  3. 3.0 3.1 "SOLOMON RADASKY". http://lifeintheshadows.wtonline.org/-solomon-radasky.html. Retrieved 2 December 2018. 
  4. Powell, Lawrence N. (2000) (in en). Troubled Memory: Anne Levy, the Holocaust, and David Duke's Louisiana. Univ of North Carolina Press. ISBN 9780807825044. https://books.google.com/books?id=cxDbrgTjrQMC&pg=PA415. 
  5. "Nazi Hate Ride". https://small-resistance.tulane.edu/wp-content/uploads/sites/327/2018/11/WallPanels_ToPrint_noprintersmarks_optimized_Part5.pdf. 
  6. "When Hate Came to Town: New Orleans' Jews and George Lincoln Rockwell on JSTOR" (in en). https://www.jstor.org/stable/23885627. 
  7. Powell, Lawrence N. (2003-04-03) (in en). Troubled Memory: Anne Levy, the Holocaust, and David Duke's Louisiana. Univ of North Carolina Press. ISBN 9780807860489. https://books.google.com/books?id=mjfqCQAAQBAJ&pg=PA425. 
  8. Ford, Emily; Stiefel, Barry (2012-10-16) (in en). The Jews of New Orleans and the Mississippi Delta: A History of Life and Community Along the Bayou. Arcadia Publishing. ISBN 9781614237341. https://books.google.com/books?id=2Fh_CQAAQBAJ&pg=PT81. 
  9. Loh, Rachel. "Solomon Radasky". https://www.sutori.com/story/solomon-radasky--58oL93gYyH3xqog9rdSFCmim. 
  10. Hay, Jeff (2014-06-06) (in en). The Holocaust. Greenhaven Publishing LLC. ISBN 9780737768978. https://books.google.co.il/books?id=5oVmDwAAQBAJ&pg=PA145&dq=%2522Solomon+Radasky%2522&hl=en&sa=X&ved=0ahUKEwjA2oXe1YDfAhUJqaQKHYAlC2sQ6AEILzAB#v=onepage&q=%2522Solomon%2520Radasky%2522&f=false. 
  11. Faal, Sorcha; Booth, David (2005) (in en). Picking Up the Pieces: Practical Guide for Surviving Economic Crashes, Internal Unrest and Military Supression. Long Trail Acres Publishing. ISBN 9780975322833. https://books.google.co.il/books?id=8c71iqY6WQcC&pg=PA134&dq=%2522Solomon+Radasky%2522&hl=en&sa=X&ved=0ahUKEwjA2oXe1YDfAhUJqaQKHYAlC2sQ6AEIKTAA#v=onepage&q=%2522Solomon%2520Radasky%2522&f=false. 
  12. Oakes, Elizabeth H.; Kia, Mehrdad (2004) (in en). Social Science Resources in the Electronic Age: World history. Greenwood Publishing Group. ISBN 9781573564748. https://books.google.co.il/books?id=yF8kiCtBeLoC&pg=PA118&dq=%2522Solomon+Radasky%2522&hl=en&sa=X&ved=0ahUKEwjA2oXe1YDfAhUJqaQKHYAlC2sQ6AEINDAC#v=onepage&q=Radasky&f=false%5D%20%5B. 

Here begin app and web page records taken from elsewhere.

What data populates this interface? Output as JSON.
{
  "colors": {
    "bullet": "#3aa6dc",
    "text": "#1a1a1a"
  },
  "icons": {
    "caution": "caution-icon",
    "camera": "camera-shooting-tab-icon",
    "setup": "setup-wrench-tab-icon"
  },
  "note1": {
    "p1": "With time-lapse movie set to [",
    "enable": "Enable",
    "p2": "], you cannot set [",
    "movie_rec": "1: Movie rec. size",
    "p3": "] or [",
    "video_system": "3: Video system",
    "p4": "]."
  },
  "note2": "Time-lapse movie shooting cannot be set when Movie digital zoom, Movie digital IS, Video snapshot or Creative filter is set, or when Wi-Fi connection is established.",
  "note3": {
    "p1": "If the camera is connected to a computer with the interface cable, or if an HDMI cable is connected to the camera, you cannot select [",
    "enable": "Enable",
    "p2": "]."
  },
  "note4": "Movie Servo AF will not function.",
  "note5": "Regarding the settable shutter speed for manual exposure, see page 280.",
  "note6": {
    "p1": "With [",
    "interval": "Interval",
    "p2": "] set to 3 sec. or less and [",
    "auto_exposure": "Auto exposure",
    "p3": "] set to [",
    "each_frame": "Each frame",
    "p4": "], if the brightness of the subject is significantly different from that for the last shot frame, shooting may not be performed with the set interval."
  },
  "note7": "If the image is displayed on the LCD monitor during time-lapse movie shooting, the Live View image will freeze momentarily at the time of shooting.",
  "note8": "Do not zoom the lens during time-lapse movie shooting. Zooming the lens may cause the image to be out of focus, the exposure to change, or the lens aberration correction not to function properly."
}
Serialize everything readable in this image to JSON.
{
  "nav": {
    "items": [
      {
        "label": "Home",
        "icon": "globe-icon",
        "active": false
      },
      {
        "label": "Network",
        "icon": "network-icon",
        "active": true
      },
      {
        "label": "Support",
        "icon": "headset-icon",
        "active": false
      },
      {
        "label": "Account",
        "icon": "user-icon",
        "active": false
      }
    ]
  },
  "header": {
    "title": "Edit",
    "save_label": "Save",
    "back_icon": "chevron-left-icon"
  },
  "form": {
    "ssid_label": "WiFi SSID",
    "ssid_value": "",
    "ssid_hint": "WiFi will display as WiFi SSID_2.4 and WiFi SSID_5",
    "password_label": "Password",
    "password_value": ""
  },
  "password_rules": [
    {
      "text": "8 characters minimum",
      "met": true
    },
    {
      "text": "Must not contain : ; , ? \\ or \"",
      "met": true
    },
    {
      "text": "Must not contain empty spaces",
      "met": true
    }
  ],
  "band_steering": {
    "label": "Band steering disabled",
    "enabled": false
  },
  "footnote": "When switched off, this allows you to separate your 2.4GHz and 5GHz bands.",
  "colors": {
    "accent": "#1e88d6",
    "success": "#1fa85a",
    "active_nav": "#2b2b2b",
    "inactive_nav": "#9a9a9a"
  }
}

  13. Carinci, John Paul (2014-08-05) (in en). Awesome Success Principles and Quotations. AuthorHouse. ISBN 9781496928818. https://books.google.co.il/books?id=b8BIBAAAQBAJ&pg=PT55&dq=%2522Solomon+Radasky%2522&hl=en&sa=X&ved=0ahUKEwjA2oXe1YDfAhUJqaQKHYAlC2sQ6AEIOzAD#v=onepage&q=%2522Solomon%2520Radasky%2522&f=false.